- _TASK TO COMPLETE_: Repeat the whole listing exactly, leaving nothing out.

--------

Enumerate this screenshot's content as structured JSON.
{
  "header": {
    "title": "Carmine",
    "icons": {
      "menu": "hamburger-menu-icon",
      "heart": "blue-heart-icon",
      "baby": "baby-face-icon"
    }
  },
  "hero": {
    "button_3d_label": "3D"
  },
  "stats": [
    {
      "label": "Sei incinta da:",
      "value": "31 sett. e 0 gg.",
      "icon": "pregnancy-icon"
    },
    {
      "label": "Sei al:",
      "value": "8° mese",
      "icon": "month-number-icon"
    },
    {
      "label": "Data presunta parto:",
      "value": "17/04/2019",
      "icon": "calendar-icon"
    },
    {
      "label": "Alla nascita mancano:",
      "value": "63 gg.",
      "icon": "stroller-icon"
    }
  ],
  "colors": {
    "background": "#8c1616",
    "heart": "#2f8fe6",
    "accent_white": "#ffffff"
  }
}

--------

- _REPLY TO THE TASK_:
Enumerate this screenshot's content as structured JSON.
{
  "header": {
    "title": "Carmine",
    "icons": {
      "menu": "hamburger-menu-icon",
      "heart": "blue-heart-icon",
      "baby": "baby-face-icon"
    }
  },
  "hero": {
    "button_3d_label": "3D"
  },
  "stats": [
    {
      "label": "Sei incinta da:",
      "value": "31 sett. e 0 gg.",
      "icon": "pregnancy-icon"
    },
    {
      "label": "Sei al:",
      "value": "8° mese",
      "icon": "month-number-icon"
    },
    {
      "label": "Data presunta parto:",
      "value": "17/04/2019",
      "icon": "calendar-icon"
    },
    {
      "label": "Alla nascita mancano:",
      "value": "63 gg.",
      "icon": "stroller-icon"
    }
  ],
  "colors": {
    "background": "#8c1616",
    "heart": "#2f8fe6",
    "accent_white": "#ffffff"
  }
}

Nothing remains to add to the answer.